Mezzanine Financing refers to an unusual form of hybrid financing. This is a combination of equity and debt financing which provides lenders with the opportunity to convert their ownership and equity interest in the firm. They would want to do this to protect themselves from default possibilities. They would be third in line after both venture capitalists and other types of seniors lenders were paid back.
Mezzanine Financing should always be completed after performing appropriate due diligence by the lender. The borrower does not put up much or any collateral which is why it becomes treated as if it were equity on the balance sheet of the company.
In order to bring in interested parties on to Mezzanine Financing, the firm will have to showcase a solid track record within their industry. They will have to boast an established product and developed reputation, as well as a practical business expansion plan, and a corporate history of profitability. The business plan will need to show opportunities via an IPO initial public offering, acquisitions, or expansions.
Mezzanine Financing commonly attracts an interest rate of from 12 percent to 20 percent. This is because it represents a high return but also high risk form of debt. It usually takes the place of some of the capital which the equity investors would otherwise need to put up for a company to continue to operate effectively or to expand aggressively.
It always helps to consider a real world example in order to better understand a challenging concept like this one. If a private equity firm wants to buy a $200 million business, the senior lenders might consent to delivering $150 million in financing. While the private equity firm pours in $25 million of its own money, they might look for another $25 million in Mezzanine Financing as part of the effective buyout of the company which is the target. Through utilizing the concept of Mezzanine Financing, the buying firm is able to leverage its capital and increase its total return on the deal.
Such Mezzanine Financing can lead to lenders obtaining some equity share and stake in a company or at least warrants for buying in equity at a later point and time. This can dramatically boost the investor ROR rate of return. The Mezzanine Financiers also obtain interest payments which the borrower must make either annually, quarterly, or monthly according to their contract which they originally executed. As an example, if Britannia Capital Corporation is able to earn as much as 20 percent per year on all of its Mezzanine Finance investments, then this ROR proves to be far higher than today’s pitiful interest rates which U.S. Treasury instruments pay yearly. These commonly provide around two percent only. The reason of course it that the Treasuries are perceived to be risk free, which of course is not at all true.

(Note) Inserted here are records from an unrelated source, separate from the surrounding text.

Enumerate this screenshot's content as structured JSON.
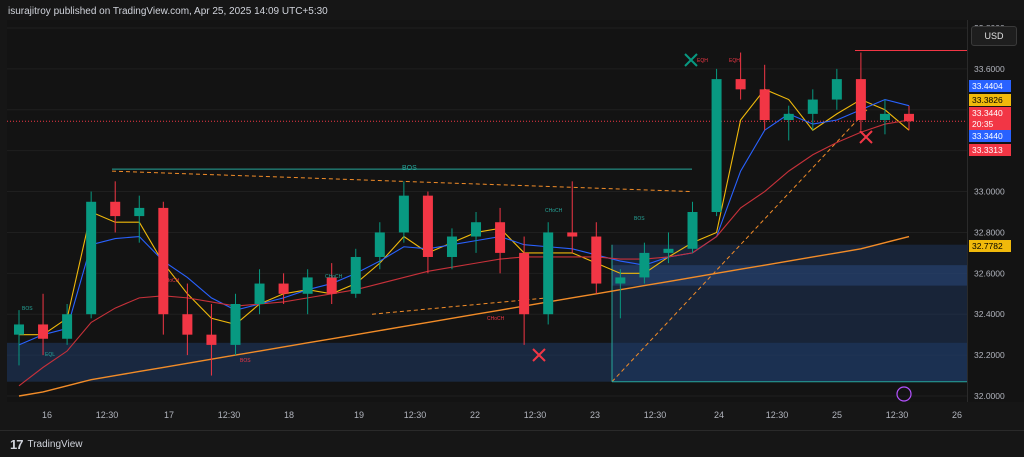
{
  "header": {
    "publisher": "isurajitroy published on TradingView.com, Apr 25, 2025 14:09 UTC+5:30"
  },
  "footer": {
    "brand": "TradingView",
    "logo": "17"
  },
  "currency_button": "USD",
  "colors": {
    "bull": "#089981",
    "bear": "#f23645",
    "ema_fast": "#f0b90b",
    "ema_mid": "#2962ff",
    "ema_slow": "#c7313a",
    "ema_long": "#f28c28",
    "zone": "#1f3a66",
    "bos": "#26a69a"
  },
  "chart_data": {
    "type": "candlestick",
    "symbol": "SILVER",
    "ylim": [
      32.0,
      33.8
    ],
    "y_ticks": [
      "33.8000",
      "33.6000",
      "33.4000",
      "33.2000",
      "33.0000",
      "32.8000",
      "32.6000",
      "32.4000",
      "32.2000",
      "32.0000"
    ],
    "x_ticks": [
      "16",
      "12:30",
      "17",
      "12:30",
      "18",
      "19",
      "12:30",
      "22",
      "12:30",
      "23",
      "12:30",
      "24",
      "12:30",
      "25",
      "12:30",
      "26"
    ],
    "price_labels": [
      {
        "value": "33.4404",
        "color": "#2962ff"
      },
      {
        "value": "33.3826",
        "color": "#f0b90b"
      },
      {
        "value": "SILVER",
        "color": "#f23645"
      },
      {
        "value": "33.3440",
        "color": "#f23645"
      },
      {
        "value": "20:35",
        "color": "#f23645"
      },
      {
        "value": "33.3440",
        "color": "#2962ff"
      },
      {
        "value": "33.3313",
        "color": "#f23645"
      },
      {
        "value": "32.7782",
        "color": "#f0b90b"
      }
    ],
    "annotations": [
      "BOS",
      "EQL",
      "BOS",
      "CHoCH",
      "CHoCH",
      "BOS",
      "CHoCH",
      "CHoCH",
      "BOS",
      "EQH",
      "EQH"
    ],
    "current_price": 33.344,
    "series": [
      {
        "name": "EMA fast",
        "values": [
          32.3,
          32.3,
          32.38,
          32.9,
          32.85,
          32.85,
          32.65,
          32.5,
          32.38,
          32.35,
          32.45,
          32.5,
          32.52,
          32.5,
          32.55,
          32.65,
          32.78,
          32.7,
          32.75,
          32.8,
          32.82,
          32.7,
          32.7,
          32.7,
          32.65,
          32.6,
          32.6,
          32.68,
          32.75,
          32.8,
          33.35,
          33.5,
          33.45,
          33.3,
          33.38,
          33.45,
          33.4,
          33.3
        ]
      },
      {
        "name": "EMA mid",
        "values": [
          32.25,
          32.3,
          32.33,
          32.74,
          32.77,
          32.78,
          32.66,
          32.58,
          32.48,
          32.42,
          32.45,
          32.48,
          32.52,
          32.55,
          32.6,
          32.66,
          32.73,
          32.72,
          32.74,
          32.76,
          32.78,
          32.74,
          32.73,
          32.72,
          32.69,
          32.66,
          32.64,
          32.68,
          32.7,
          32.78,
          33.1,
          33.3,
          33.38,
          33.33,
          33.35,
          33.4,
          33.45,
          33.42
        ]
      },
      {
        "name": "EMA slow",
        "values": [
          32.05,
          32.14,
          32.22,
          32.36,
          32.43,
          32.48,
          32.49,
          32.48,
          32.46,
          32.44,
          32.45,
          32.46,
          32.48,
          32.5,
          32.52,
          32.55,
          32.58,
          32.61,
          32.63,
          32.65,
          32.67,
          32.68,
          32.68,
          32.68,
          32.68,
          32.67,
          32.67,
          32.68,
          32.7,
          32.78,
          32.92,
          33.0,
          33.1,
          33.18,
          33.24,
          33.29,
          33.33,
          33.35
        ]
      },
      {
        "name": "EMA long",
        "values": [
          32.0,
          32.02,
          32.05,
          32.08,
          32.1,
          32.12,
          32.14,
          32.16,
          32.18,
          32.2,
          32.22,
          32.24,
          32.26,
          32.28,
          32.3,
          32.32,
          32.34,
          32.36,
          32.38,
          32.4,
          32.42,
          32.44,
          32.46,
          32.48,
          32.5,
          32.52,
          32.54,
          32.56,
          32.58,
          32.6,
          32.62,
          32.64,
          32.66,
          32.68,
          32.7,
          32.72,
          32.75,
          32.78
        ]
      }
    ],
    "candles": [
      {
        "o": 32.3,
        "h": 32.42,
        "l": 32.15,
        "c": 32.35
      },
      {
        "o": 32.35,
        "h": 32.5,
        "l": 32.2,
        "c": 32.28
      },
      {
        "o": 32.28,
        "h": 32.45,
        "l": 32.25,
        "c": 32.4
      },
      {
        "o": 32.4,
        "h": 33.0,
        "l": 32.38,
        "c": 32.95
      },
      {
        "o": 32.95,
        "h": 33.05,
        "l": 32.8,
        "c": 32.88
      },
      {
        "o": 32.88,
        "h": 32.98,
        "l": 32.75,
        "c": 32.92
      },
      {
        "o": 32.92,
        "h": 32.95,
        "l": 32.3,
        "c": 32.4
      },
      {
        "o": 32.4,
        "h": 32.55,
        "l": 32.2,
        "c": 32.3
      },
      {
        "o": 32.3,
        "h": 32.45,
        "l": 32.1,
        "c": 32.25
      },
      {
        "o": 32.25,
        "h": 32.5,
        "l": 32.2,
        "c": 32.45
      },
      {
        "o": 32.45,
        "h": 32.62,
        "l": 32.4,
        "c": 32.55
      },
      {
        "o": 32.55,
        "h": 32.6,
        "l": 32.45,
        "c": 32.5
      },
      {
        "o": 32.5,
        "h": 32.62,
        "l": 32.4,
        "c": 32.58
      },
      {
        "o": 32.58,
        "h": 32.65,
        "l": 32.45,
        "c": 32.5
      },
      {
        "o": 32.5,
        "h": 32.72,
        "l": 32.48,
        "c": 32.68
      },
      {
        "o": 32.68,
        "h": 32.85,
        "l": 32.62,
        "c": 32.8
      },
      {
        "o": 32.8,
        "h": 33.05,
        "l": 32.75,
        "c": 32.98
      },
      {
        "o": 32.98,
        "h": 33.0,
        "l": 32.6,
        "c": 32.68
      },
      {
        "o": 32.68,
        "h": 32.82,
        "l": 32.62,
        "c": 32.78
      },
      {
        "o": 32.78,
        "h": 32.9,
        "l": 32.7,
        "c": 32.85
      },
      {
        "o": 32.85,
        "h": 32.92,
        "l": 32.6,
        "c": 32.7
      },
      {
        "o": 32.7,
        "h": 32.78,
        "l": 32.25,
        "c": 32.4
      },
      {
        "o": 32.4,
        "h": 32.85,
        "l": 32.35,
        "c": 32.8
      },
      {
        "o": 32.8,
        "h": 33.05,
        "l": 32.7,
        "c": 32.78
      },
      {
        "o": 32.78,
        "h": 32.85,
        "l": 32.5,
        "c": 32.55
      },
      {
        "o": 32.55,
        "h": 32.62,
        "l": 32.38,
        "c": 32.58
      },
      {
        "o": 32.58,
        "h": 32.75,
        "l": 32.55,
        "c": 32.7
      },
      {
        "o": 32.7,
        "h": 32.8,
        "l": 32.65,
        "c": 32.72
      },
      {
        "o": 32.72,
        "h": 32.95,
        "l": 32.7,
        "c": 32.9
      },
      {
        "o": 32.9,
        "h": 33.6,
        "l": 32.88,
        "c": 33.55
      },
      {
        "o": 33.55,
        "h": 33.68,
        "l": 33.45,
        "c": 33.5
      },
      {
        "o": 33.5,
        "h": 33.62,
        "l": 33.3,
        "c": 33.35
      },
      {
        "o": 33.35,
        "h": 33.42,
        "l": 33.25,
        "c": 33.38
      },
      {
        "o": 33.38,
        "h": 33.5,
        "l": 33.3,
        "c": 33.45
      },
      {
        "o": 33.45,
        "h": 33.6,
        "l": 33.4,
        "c": 33.55
      },
      {
        "o": 33.55,
        "h": 33.68,
        "l": 33.3,
        "c": 33.35
      },
      {
        "o": 33.35,
        "h": 33.45,
        "l": 33.28,
        "c": 33.38
      },
      {
        "o": 33.38,
        "h": 33.42,
        "l": 33.3,
        "c": 33.344
      }
    ]
  }
}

One reason that borrowers like Mezzanine Financing debt is because they may deduct the interest from their taxes. Consider the following example. If the standard tax rate for companies is 35 percent, then the pretax interest rate at 20 percent becomes reduced to 13 percent after taxes are factored.
The other reason is that this type of financing proves to be far more management friendly than competing debt structures since borrowers are allowed to figure up their interest into the loan balance. When borrowers are unable to pay their scheduled interest payment, they can defer part or even all of the interest. This type of choice is usually not available for other kinds of debts. Besides this, companies which are rapidly expanding in value are able to restructure the original mezzanine type of financing into another form of senior loan at a significantly lower interest rate. This will save them hugely on their costs for interest over the longer-term.

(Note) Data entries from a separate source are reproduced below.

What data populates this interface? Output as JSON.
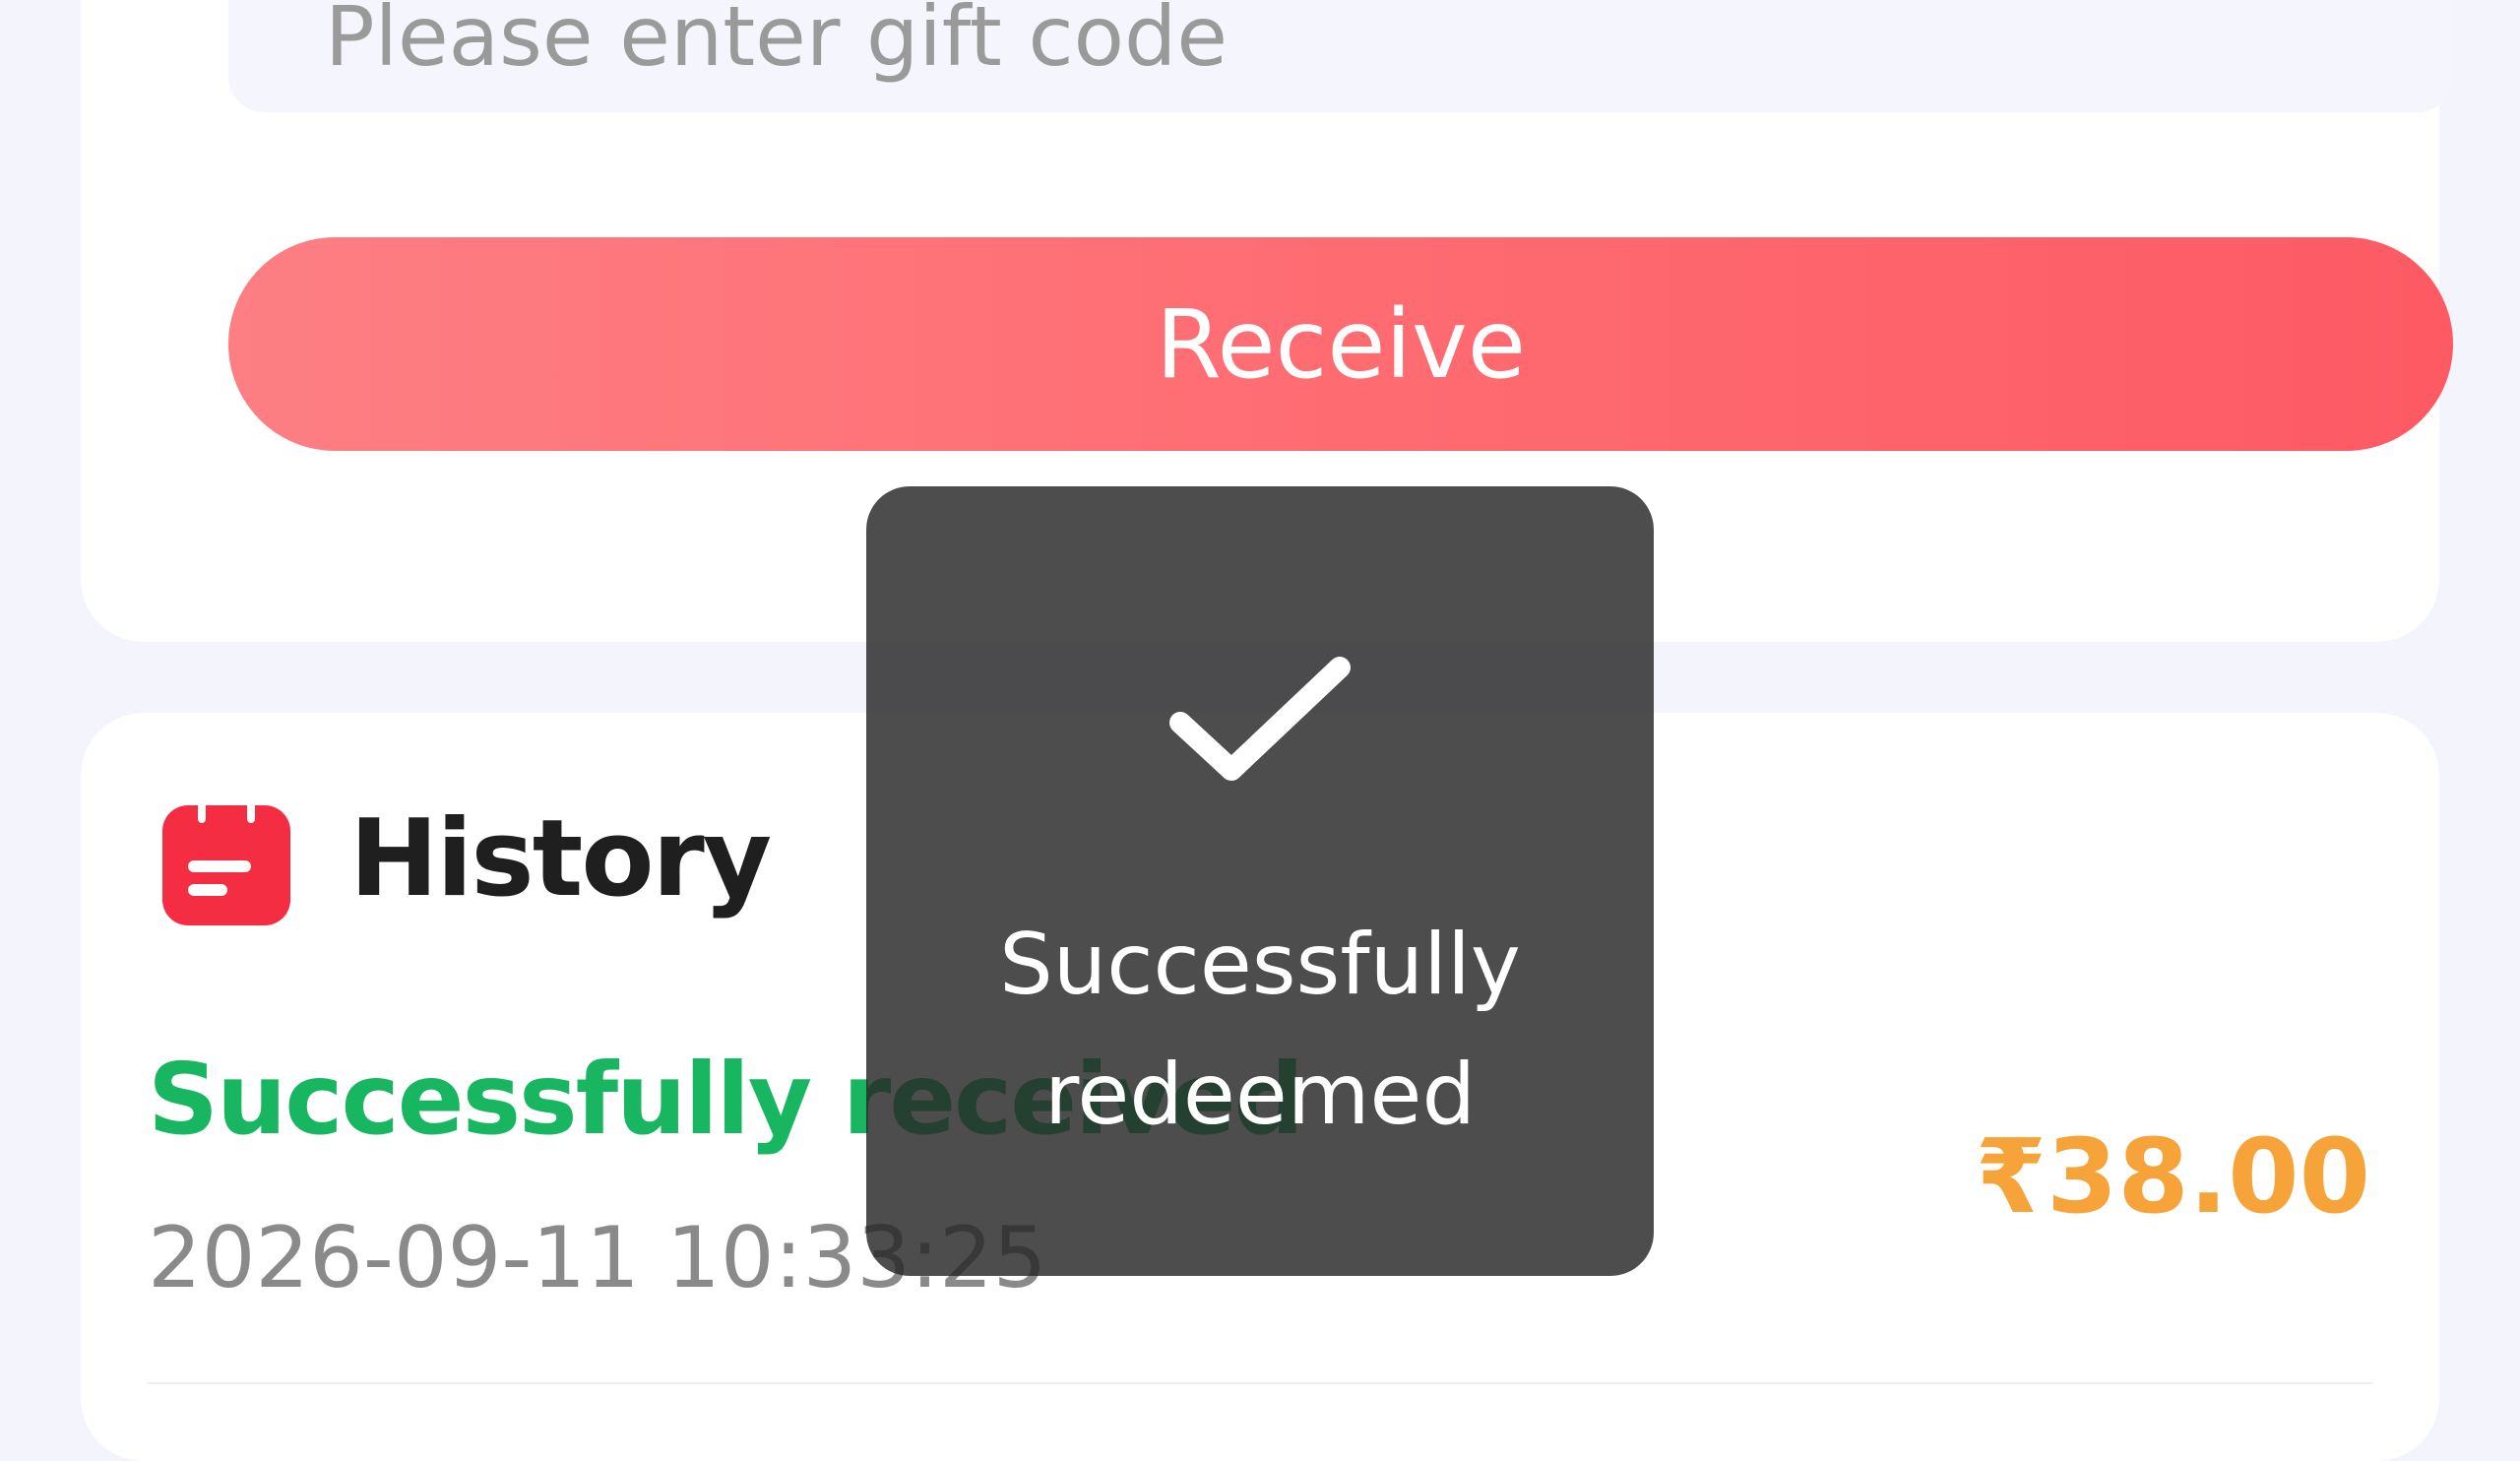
{
  "gift_code": {
    "placeholder": "Please enter gift code",
    "value": "",
    "receive_label": "Receive"
  },
  "history": {
    "title": "History",
    "icon": "calendar-icon",
    "records": [
      {
        "status": "Successfully received",
        "time": "2026-09-11 10:33:25",
        "amount": "₹38.00"
      }
    ]
  },
  "toast": {
    "icon": "checkmark-icon",
    "message": "Successfully redeemed"
  },
  "colors": {
    "accent": "#fd5a64",
    "success": "#18b660",
    "amount": "#f6a43a"
  }
}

There is a downside to mezzanine financing though. The owners of the firm in question will sacrifice some control as well as upside potential since they are losing equity in the transaction. The owners will also be forced into paying a higher rate of interest, which becomes progressively more expensive as the financing remains in force for a longer period of time.